Saturday, January 5, 2019

Edward Scissorhands

Movie Name: Edward Scissorhands
Year of Release: 1990
Director: Tim Burton
Starring: Johnny Depp, Winona Ryder, Dianne Wiest, Anthony Michael Hall, Kathy Baker, Alan Arkin, Robert Oliveri, Conchata Ferrell, Caroline Aaron, Dick Anthony Williams, O-Lan Jones, Vincent Price, Susan Blommaert, John Davidson
Genre: Drama, Fantasy, Romance
Score out of ten (whole numbers only): 9 
Watch it on Amazon

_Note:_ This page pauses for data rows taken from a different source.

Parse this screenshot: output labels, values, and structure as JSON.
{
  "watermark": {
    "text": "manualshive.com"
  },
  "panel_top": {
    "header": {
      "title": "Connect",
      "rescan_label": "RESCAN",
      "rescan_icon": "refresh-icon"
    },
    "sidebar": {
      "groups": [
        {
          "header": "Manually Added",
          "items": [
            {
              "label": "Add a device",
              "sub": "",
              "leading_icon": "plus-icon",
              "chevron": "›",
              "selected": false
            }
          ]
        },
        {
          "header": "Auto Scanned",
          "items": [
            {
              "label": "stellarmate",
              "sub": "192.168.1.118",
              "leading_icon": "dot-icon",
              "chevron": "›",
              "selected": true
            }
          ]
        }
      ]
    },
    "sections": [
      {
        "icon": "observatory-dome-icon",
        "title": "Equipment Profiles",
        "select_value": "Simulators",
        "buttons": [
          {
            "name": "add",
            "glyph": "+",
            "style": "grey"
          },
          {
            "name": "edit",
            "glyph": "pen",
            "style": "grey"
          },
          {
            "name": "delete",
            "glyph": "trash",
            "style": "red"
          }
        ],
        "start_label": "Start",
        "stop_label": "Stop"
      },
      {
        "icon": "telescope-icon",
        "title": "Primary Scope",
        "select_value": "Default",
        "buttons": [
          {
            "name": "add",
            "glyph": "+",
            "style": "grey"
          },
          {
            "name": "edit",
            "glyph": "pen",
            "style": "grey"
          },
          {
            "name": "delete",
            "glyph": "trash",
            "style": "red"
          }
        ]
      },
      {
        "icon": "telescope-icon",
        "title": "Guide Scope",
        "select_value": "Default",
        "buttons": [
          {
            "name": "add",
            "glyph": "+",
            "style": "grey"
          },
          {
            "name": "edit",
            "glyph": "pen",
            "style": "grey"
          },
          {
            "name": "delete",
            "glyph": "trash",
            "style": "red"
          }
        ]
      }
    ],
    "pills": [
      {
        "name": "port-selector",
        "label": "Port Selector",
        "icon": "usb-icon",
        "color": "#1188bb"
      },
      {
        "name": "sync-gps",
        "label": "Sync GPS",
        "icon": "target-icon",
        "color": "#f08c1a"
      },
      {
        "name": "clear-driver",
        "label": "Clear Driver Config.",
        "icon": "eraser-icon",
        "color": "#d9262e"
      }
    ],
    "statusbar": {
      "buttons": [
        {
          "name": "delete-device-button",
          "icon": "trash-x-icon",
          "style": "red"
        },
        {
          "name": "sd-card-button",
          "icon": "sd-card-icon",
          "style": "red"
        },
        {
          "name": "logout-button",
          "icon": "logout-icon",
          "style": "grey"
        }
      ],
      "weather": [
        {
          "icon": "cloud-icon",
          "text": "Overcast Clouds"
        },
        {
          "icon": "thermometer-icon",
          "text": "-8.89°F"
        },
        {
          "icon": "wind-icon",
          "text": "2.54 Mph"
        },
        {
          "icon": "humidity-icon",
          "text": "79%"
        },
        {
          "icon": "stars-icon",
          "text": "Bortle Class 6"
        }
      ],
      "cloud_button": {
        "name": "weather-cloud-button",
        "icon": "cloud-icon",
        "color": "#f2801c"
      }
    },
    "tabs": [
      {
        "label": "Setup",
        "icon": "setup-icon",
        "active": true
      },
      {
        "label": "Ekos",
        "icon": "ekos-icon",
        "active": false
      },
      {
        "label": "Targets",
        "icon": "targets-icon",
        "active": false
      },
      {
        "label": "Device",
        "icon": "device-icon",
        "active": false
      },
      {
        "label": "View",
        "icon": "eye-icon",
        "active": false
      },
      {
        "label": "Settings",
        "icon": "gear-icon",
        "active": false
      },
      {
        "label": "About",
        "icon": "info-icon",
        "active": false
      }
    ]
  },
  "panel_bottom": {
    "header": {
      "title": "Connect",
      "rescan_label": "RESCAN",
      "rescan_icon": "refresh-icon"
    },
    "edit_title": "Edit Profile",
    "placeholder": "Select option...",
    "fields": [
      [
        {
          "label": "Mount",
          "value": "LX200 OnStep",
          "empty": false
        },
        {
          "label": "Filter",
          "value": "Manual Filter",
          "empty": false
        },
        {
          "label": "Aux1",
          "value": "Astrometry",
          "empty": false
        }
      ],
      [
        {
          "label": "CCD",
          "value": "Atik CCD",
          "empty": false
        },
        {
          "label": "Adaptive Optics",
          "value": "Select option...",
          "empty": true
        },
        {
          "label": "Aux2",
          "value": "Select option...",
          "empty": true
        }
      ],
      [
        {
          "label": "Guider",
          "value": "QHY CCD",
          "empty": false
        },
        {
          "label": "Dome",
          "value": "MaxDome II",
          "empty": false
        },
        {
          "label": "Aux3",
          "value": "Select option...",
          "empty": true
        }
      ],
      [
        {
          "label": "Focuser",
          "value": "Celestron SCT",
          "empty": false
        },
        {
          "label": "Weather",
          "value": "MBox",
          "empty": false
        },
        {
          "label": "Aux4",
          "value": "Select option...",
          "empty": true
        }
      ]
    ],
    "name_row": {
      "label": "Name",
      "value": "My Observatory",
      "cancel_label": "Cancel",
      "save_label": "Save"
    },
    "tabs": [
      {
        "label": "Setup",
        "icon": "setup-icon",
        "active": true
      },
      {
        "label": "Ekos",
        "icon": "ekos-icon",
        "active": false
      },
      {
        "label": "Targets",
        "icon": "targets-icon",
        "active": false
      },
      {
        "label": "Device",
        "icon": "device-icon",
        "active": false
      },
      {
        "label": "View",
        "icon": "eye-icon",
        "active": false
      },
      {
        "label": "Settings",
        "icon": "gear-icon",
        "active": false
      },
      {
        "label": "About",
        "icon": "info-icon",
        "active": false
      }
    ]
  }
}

Synopsis and Review:
Tim Burton continued his revelatory career in the 90s, with "Edward Scissorhands", one of his first truly personal films, based on a story of his own creation. The whole narrative follows Edward, a young man invented by an old genius, who sadly passed away before being able to finish Edward, leaving him alone and with scissors for hands. Edward lives remotely, in the old inventor's home, and is discovered by Peg Boggs, a nearby neighbor, who is also an Avon sales person. Witnessing his isolation and sadness, Peg decides to bring Edward to town, to live with her family. While initially unaware of most of everything that pertains to living in society, Edward soon dazzles everyone with his creative mind, and his abilities with topiary and hair. His entanglement in the lives of the community, while initially well received and cheered upon, quickly turn sour, with dramatic results.
"Edward Scissorhands" is a beautiful fable, one that mixes a lot of what James Whale had done with Mary Shelley's "Frankenstein", but brings that same context into American suburbia, and distills it with his gothic and overall stylistic approach. It's a film that cemented his point of view, one that is typically associated with heroes that don't fit in with normal society, and that are rendered and categorized as freaks or outcasts, but who in the end, have a way of capturing or creating poetry and beauty, only to be in many occasions, pushed aside or even brutally mistreated. Edward, is one of his most iconic characters, due to his personality traits (kindness, quiet, focused but also oblivious), but also because of his presentation, with the disheveled hair, the dark leather suit, and the scissors for hands. Burton also creates suburbia as a land of boredom and yet filled with bright colors, an overly saturated realm of excitement for Edward, who is accustomed to dark surroundings in his decaying castle. It's a film that allows for the message to come across loud and clear - how quickly we judge, and how we never listen, choosing most of the times to trample and destroy what we don't understand. It's a beautiful film, featuring fantastic performances from Johnny Depp, Dianne Weist, Alan Arkin and Kathy Baker. The cinematography from Stefan Czapsky is fantastic, as is the score from Danny Elfman. A great film always worth watching.